All went well, until one week when the man called and asked about his cat. “The cat died,” the brother reported. The man was shocked and saddened. He reprimanded his brother, saying “that’s no way to tell me that my cat is dead. I am completely unprepared for this terrible news. You could have warned me over time. You know I call every week and ask about the cat. You could have said ‘the cat is on the roof and we can’t get him down.’ Then on the second week you could have said ‘the cat fell off the roof and we took him to the hospital – he is in critical condition.’ Then, by the third week, when I called and you reported that my cat did not make it, I would have been better prepared for the news.”
The brother apologized, “You’re right,” he said. “I am terribly sorry.”
“That’s okay,” the man replied. “Anyway, how’s mom?”
Remember this joke from “Apocalypse Now?” It is an old but valuable story about the power of timing in making difficult news more (or less) palatable. Too many times difficult news is presented to family and loved ones as a bombshell, and not in a way with which the recipient could easily cope.
If you know you are getting a divorce, but you have not told your friends and family, you might want to take a few moments and consider that how you tell them, and the order in which they receive the information, could have a large impact on the amount of support they are able to give you going forward.
And, even more so any minor children living with parents who decide to divorce. A child who wakes up one morning to be told that life will be radically altered with no warning can suffer from a form of Post-Traumatic Stress Disorder for years afterwards. If the child was only ever told “we are a happy family,” and then one day that family dissolves, such a child may have a difficult time trusting the idea of happiness in the future.
We all want to shield our children from pain as long and as much as possible, and this includes emotional pain.

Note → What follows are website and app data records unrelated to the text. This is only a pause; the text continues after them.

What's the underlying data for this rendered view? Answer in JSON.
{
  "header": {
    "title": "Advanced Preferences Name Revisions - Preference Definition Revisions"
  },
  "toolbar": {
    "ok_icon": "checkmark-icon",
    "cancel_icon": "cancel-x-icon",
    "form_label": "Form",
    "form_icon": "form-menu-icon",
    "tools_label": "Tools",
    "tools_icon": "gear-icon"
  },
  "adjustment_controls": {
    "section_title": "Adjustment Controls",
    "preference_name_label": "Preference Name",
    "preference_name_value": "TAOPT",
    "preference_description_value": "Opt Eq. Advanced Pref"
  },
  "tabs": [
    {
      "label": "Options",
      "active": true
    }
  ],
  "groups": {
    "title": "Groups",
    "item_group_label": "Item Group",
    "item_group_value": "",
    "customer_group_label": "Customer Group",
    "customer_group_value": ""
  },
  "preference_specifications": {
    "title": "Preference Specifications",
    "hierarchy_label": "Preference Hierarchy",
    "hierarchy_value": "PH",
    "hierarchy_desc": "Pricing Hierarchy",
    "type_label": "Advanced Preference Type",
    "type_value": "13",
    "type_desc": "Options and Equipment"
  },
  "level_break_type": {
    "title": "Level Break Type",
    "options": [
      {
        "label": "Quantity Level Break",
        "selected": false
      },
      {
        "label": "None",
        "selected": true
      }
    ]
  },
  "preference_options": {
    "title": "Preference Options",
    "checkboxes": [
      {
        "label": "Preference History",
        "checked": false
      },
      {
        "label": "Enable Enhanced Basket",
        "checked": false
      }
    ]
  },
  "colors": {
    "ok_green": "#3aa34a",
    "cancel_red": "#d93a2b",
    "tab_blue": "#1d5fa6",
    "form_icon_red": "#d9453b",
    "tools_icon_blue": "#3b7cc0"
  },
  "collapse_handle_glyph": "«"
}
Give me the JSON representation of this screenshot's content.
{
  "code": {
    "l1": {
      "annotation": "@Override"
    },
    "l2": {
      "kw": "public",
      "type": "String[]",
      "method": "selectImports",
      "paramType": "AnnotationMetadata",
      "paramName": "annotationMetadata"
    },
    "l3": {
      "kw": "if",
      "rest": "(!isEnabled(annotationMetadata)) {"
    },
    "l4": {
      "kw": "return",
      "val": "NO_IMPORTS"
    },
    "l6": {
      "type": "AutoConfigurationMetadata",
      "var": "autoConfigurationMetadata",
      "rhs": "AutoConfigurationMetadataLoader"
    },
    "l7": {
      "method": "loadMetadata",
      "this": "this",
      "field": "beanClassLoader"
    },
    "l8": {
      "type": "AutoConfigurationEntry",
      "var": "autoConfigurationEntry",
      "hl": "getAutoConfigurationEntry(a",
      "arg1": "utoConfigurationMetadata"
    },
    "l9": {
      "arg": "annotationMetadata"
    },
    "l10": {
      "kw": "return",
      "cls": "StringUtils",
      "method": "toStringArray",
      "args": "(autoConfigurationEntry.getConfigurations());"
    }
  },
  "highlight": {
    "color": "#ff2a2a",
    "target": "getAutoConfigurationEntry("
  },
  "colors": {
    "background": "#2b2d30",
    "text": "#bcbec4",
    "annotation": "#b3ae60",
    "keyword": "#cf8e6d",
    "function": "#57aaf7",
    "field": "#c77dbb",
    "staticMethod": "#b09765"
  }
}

But a child who understands something about their parents’ journey from married to divorced might better be able to incorporate that process into his or her own thinking.
If you plan to have an alternate weekend visitation schedule, for example, maybe start practicing that – interspersed with full-family weekends – before it is ordered by the court. If one parent will be looking for a new apartment, have the child come along and “apartment hunt” with you, so that he or she knows it will be a place that you will both enjoy.
That way, when the divorce is final and the parents are ready to move on, the children might also be ready for those big next steps.
Most states have a mandatory waiting period from when divorce is filed until it can be completed. Consider using that entire period of time to help your children get up to speed on the final outcome. One way to begin might be with a joke, and then the idea of “our marriage is on the roof.”